I typically add those two to my CFLAGS for every project directly in my Makefile.

Setting up puncover

Puncover is relatively straightforward to setup: you simply need to clone it, setup a virtualenv, and install the dependencies.

# Clone
$ git clone
Cloning into 'puncover'...
remote: Enumerating objects: 1, done.
remote: Counting objects: 100% (1/1), done.
remote: Total 609 (delta 0), reused 0 (delta 0), pack-reused 608
Receiving objects: 100% (609/609), 1.22 MiB | 1.39 MiB/s, done.
Resolving deltas: 100% (325/325), done.
$ cd puncover

# Setup venv
$ python2.7 -m virtualenv venv
New python executable in /Users/francois/code/puncover/venv/bin/python2.7
Also creating executable in /Users/francois/code/puncover/venv/bin/python
Installing setuptools, pip, wheel...
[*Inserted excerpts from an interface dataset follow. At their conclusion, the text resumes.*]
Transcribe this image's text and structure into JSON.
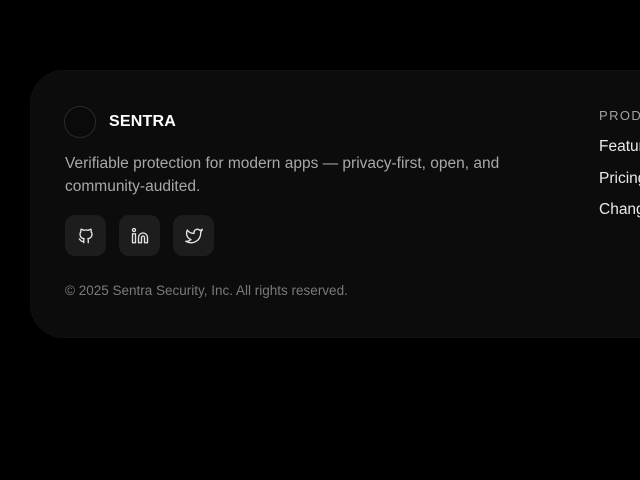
{
  "brand": {
    "name": "SENTRA",
    "tagline": "Verifiable protection for modern apps — privacy-first, open, and community-audited."
  },
  "socials": [
    {
      "icon": "github-icon",
      "label": "GitHub"
    },
    {
      "icon": "linkedin-icon",
      "label": "LinkedIn"
    },
    {
      "icon": "twitter-icon",
      "label": "Twitter"
    }
  ],
  "copyright": "© 2025 Sentra Security, Inc. All rights reserved.",
  "product_column": {
    "heading": "PRODUCT",
    "links": [
      "Features",
      "Pricing",
      "Changelog"
    ]
  },
  "colors": {
    "background": "#000000",
    "card": "#0c0c0c",
    "button": "#1d1d1d",
    "text_primary": "#ffffff",
    "text_muted": "#a8a8a8"
  }
}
# Install dependencies
$ source venv/bin/activate
(venv) $ pip install -r requirements.txt
Successfully installed Flask-0.10.1 Jinja2-2.10.1 MarkupSafe-1.1.1
Werkzeug-0.15.2 argparse-1.4.0 certifi-2019.3.9 chardet-3.0.4 codecov-2.0.5
cov-core-1.15.0 coverage-4.5.3 funcsigs-1.0.2 idna-2.8 itsdangerous-1.1.0
mock-1.3.0 nose-1.3.7 nose-cov-1.6 pbr-5.2.0 requests-2.21.0 six-1.12.0

Running puncover

While you can install puncover as an executable, I typically just run the script directly. All it requires is the path to your GNU ARM toolchain:

python --arm_tools_dir=<path-to-arm-tools-folder> --elf_file <path-to-elf-file>

Note that puncover needs the top level folder for your arm tools, not the bin file. For me that’s /usr/local/Cellar/arm-none-eabi-gcc/8-2018-q4-major/.

If all goes well, you should see that puncover has spun up a webserver:

(venv) $ python
--arm_tools_dir=/usr/local/Cellar/arm-none-eabi-gcc/8-2018-q4-major/ --e_file
DEPRECATED: argument --arm_tools_dir will be removed, use --gcc_tools_base
parsing ELF at /Users/francois/code/zero-to-main/with-libc/build/with-libc.elf
enhancing function sizes
deriving folders
enhancing file elements
enhancing assembly
enhancing call tree
enhancing siblings
unmangling c++ symbols
 * Running on (Press CTRL+C to quit

Now open your favorite web browser at localhost:5000, and enjoy!

Note: You may notice that some code size will be attributed to symbols under <Unknown>. If you dig into those, you will see that they are all symbols provided by the compiler or libc, such as __aeabi_idiv0 or _printf_i. These symbols do not come with file information as newlib is not compiled with -g in most distributions. If you built your own newlib from source, you could fix that!


Upon reviewing this blog post, a friend suggested I look at Bloaty by Google. You can check it out on Github or just download it from brew.

Bloaty is a nifty tool that wraps all the objdump analysis into a nice CLI client, and can even tell you what sections, symbols, and files grew or shrunk between two ELFs which would be very useful for a CI system.

What tools and technique do you use to debug code size? Let us know in the comments!

Next in the series, we’ll talk about compiler settings you can use to optimize for code size.

François Baldassari has worked on the embedded software teams at Sun, Pebble, and Oculus. He is currently the CEO of Memfault.